| Stored data |
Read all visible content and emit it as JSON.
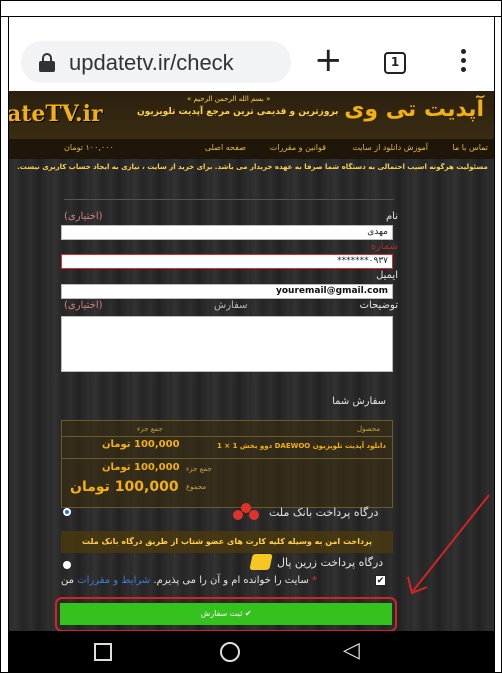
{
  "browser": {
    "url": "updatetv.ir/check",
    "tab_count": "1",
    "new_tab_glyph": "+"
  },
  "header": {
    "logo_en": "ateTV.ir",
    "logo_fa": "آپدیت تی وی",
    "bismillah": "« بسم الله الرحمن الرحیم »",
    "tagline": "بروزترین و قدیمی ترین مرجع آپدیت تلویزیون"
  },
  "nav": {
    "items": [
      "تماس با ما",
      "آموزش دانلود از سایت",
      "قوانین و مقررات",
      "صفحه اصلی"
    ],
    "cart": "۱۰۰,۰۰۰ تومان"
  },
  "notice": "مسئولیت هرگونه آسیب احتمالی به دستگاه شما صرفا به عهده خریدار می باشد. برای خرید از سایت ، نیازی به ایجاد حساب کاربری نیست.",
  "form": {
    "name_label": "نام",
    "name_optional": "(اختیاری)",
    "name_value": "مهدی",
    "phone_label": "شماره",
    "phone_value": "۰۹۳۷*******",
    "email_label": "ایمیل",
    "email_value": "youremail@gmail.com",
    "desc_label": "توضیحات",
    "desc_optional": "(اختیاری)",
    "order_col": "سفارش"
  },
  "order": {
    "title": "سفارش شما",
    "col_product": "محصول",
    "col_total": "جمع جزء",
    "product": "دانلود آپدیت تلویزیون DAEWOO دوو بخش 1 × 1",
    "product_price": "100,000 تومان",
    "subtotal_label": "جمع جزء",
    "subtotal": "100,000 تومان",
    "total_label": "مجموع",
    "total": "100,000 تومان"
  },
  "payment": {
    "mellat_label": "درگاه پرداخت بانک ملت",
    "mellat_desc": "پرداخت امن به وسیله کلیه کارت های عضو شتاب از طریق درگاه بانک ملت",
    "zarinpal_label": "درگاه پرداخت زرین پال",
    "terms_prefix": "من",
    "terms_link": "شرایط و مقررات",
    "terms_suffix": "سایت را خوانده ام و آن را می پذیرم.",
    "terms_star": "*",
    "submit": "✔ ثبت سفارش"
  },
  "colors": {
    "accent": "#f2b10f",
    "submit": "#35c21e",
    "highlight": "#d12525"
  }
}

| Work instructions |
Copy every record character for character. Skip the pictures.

| Task response |
Read all visible content and emit it as JSON.
{
  "browser": {
    "url": "updatetv.ir/check",
    "tab_count": "1",
    "new_tab_glyph": "+"
  },
  "header": {
    "logo_en": "ateTV.ir",
    "logo_fa": "آپدیت تی وی",
    "bismillah": "« بسم الله الرحمن الرحیم »",
    "tagline": "بروزترین و قدیمی ترین مرجع آپدیت تلویزیون"
  },
  "nav": {
    "items": [
      "تماس با ما",
      "آموزش دانلود از سایت",
      "قوانین و مقررات",
      "صفحه اصلی"
    ],
    "cart": "۱۰۰,۰۰۰ تومان"
  },
  "notice": "مسئولیت هرگونه آسیب احتمالی به دستگاه شما صرفا به عهده خریدار می باشد. برای خرید از سایت ، نیازی به ایجاد حساب کاربری نیست.",
  "form": {
    "name_label": "نام",
    "name_optional": "(اختیاری)",
    "name_value": "مهدی",
    "phone_label": "شماره",
    "phone_value": "۰۹۳۷*******",
    "email_label": "ایمیل",
    "email_value": "youremail@gmail.com",
    "desc_label": "توضیحات",
    "desc_optional": "(اختیاری)",
    "order_col": "سفارش"
  },
  "order": {
    "title": "سفارش شما",
    "col_product": "محصول",
    "col_total": "جمع جزء",
    "product": "دانلود آپدیت تلویزیون DAEWOO دوو بخش 1 × 1",
    "product_price": "100,000 تومان",
    "subtotal_label": "جمع جزء",
    "subtotal": "100,000 تومان",
    "total_label": "مجموع",
    "total": "100,000 تومان"
  },
  "payment": {
    "mellat_label": "درگاه پرداخت بانک ملت",
    "mellat_desc": "پرداخت امن به وسیله کلیه کارت های عضو شتاب از طریق درگاه بانک ملت",
    "zarinpal_label": "درگاه پرداخت زرین پال",
    "terms_prefix": "من",
    "terms_link": "شرایط و مقررات",
    "terms_suffix": "سایت را خوانده ام و آن را می پذیرم.",
    "terms_star": "*",
    "submit": "✔ ثبت سفارش"
  },
  "colors": {
    "accent": "#f2b10f",
    "submit": "#35c21e",
    "highlight": "#d12525"
  }
}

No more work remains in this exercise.